When PrognostiX’s (Cleveland, Ohio) CardioMPO assay was cleared by the FDA in 2005, clinicians and laboratorians were given yet another diagnostic tool for the risk assessment of major adverse cardiac events in patients presenting with chest pain. Since then, there have been numerous studies done on other applications for the myeloperoxidase (MPO) marker, and recently, research has suggested that the marker has prognostic potential. This issue of Strategies examines a recent study indicating that high levels of MPO are a risk factor for long-term mortality, and what this might foretell about future applications of this marker.
In addition to its approved use as adverse event predictor in patients presenting with chest pain, studies show that high levels of the marker MPO are linked to many phases of atherothrombosis, according to David Morrow, MD, MPH, Assistant Professor of Medicine at Harvard Medical School and an Associate Physician in the Division of Cardiovascular Medicine at Brigham and Women’s Hospital (Boston, Mass.). This encompasses early development of cardiac inflammation, accumulation of atherosclerotic plaque, and eventually, clinical manifestation of acute coronary syndrome (ACS).
“From a pathobiologic perspective, MPO is of great interest to researchers because it reflects processes that are distinct from those detected by traditional tools for risk stratification, including biomarkers of necrosis,” he wrote in a recent editorial in the Journal of the American College of Cardiology (JACC, 2007; 49: 2001-2002).
This same issue of JACC also featured findings on MPO related to patients’ clinical outcomes after acute myocardial infarction (2007; 49: 1993-2000).The study, conducted by researchers with the Christchurch School of Medicine and Health Sciences’ Department of Pathology and Medicine in New Zealand, looked at patients admitted to the hospital after having a heart attack and followed their survival over the next five years. The researchers also looked at MPO levels of these patients in combination with levels of NT-proBNP and left ventricular ejection fraction (LVEF). The researchers concluded that high levels of MPO were independently predictive of mortality, and that MPO also adds prognostic value to these two measurements in attempting to predict mortality after a myocardial infarction.

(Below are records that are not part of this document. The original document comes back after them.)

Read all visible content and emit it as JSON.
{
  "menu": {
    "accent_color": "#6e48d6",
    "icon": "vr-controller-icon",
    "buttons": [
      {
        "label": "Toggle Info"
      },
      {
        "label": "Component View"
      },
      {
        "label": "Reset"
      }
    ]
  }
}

“We found MPO to be a risk factor independent of either NT-proBNP or LVEF, and the greatest discrimination when both markers were considered,” explained one of the study’s co-authors, Christine Winterbourn, PhD, a Professor with the University of Otago’s Department of Pathology in Christchurch. “For example, above median NT-proBNP and MPO were associated with a six-fold great risk [of mortality] than if both were below median.” Overall, the researchers concluded that MPO is a potentially useful prognostic marker in patients who have had a heart attack, but it is likely to be most useful when measured in combination with NT-proBNP.
Moving forward, Winterbourn said that these findings need validation in a comparable patient group, and further investigation is needed to determine if there is a threshold MPO level above which risk increases. “Our study also looked only at death as an outcome,” she said. “Further studies should include other adverse events.”
Further Validation, Research Needed
These findings regarding MPO as a prognostic marker are significant because they provide validation of previous research, which also showed a relationship between MPO and long-term mortality, said Morrow, who is studying biomarkers of cardiovascular disease as an investigator with the Thrombolysis in Myocardial Infarction (TIMI) Study Group at Brigham and Women’s Hospital in Boston.
“This study reinforces MPO as a candidate to add to our present tools for risk stratification,” he explained. “However, we need additional support and validation in larger population groups in which we can adequately control for all of our available present day tools. We also need to have better insight in to how MPO should direct our therapy.”
In order to further use of MPO in both clinical and research pathways, Morrow also believes that the influence of pre-analytical and analytical factors, including specimen type and sample handling, must be thoroughly evaluated. For example, the anticoagulant drug heparin could be one pre-analytical influence, as it increases the concentration of MPO in human plasma. In terms of analytical performance, Morrow believes that an independent, peer-reviewed evaluation of MPO assays proposed for clinical use is needed.
“I think there’s still more that we can learn, as MPO evaluations and assays are applied more broadly, especially if they are going to be used in research and clinical applications that require us to have additional information beyond the application that received FDA approval and that is on the assay label,” he explained.
Dr. Morrow and the TIMI Study Group have received research grant support and honoraria from numerous IVD companies, including Beckman-Coulter (Fullerton, Calif.), Biosite (San Diego, Calif.), and Roche Diagnostics (Indianapolis, Ind.).
Dr. Winterbourn’s laboratory has a commercial interest in developing protein carbonyl assay kits.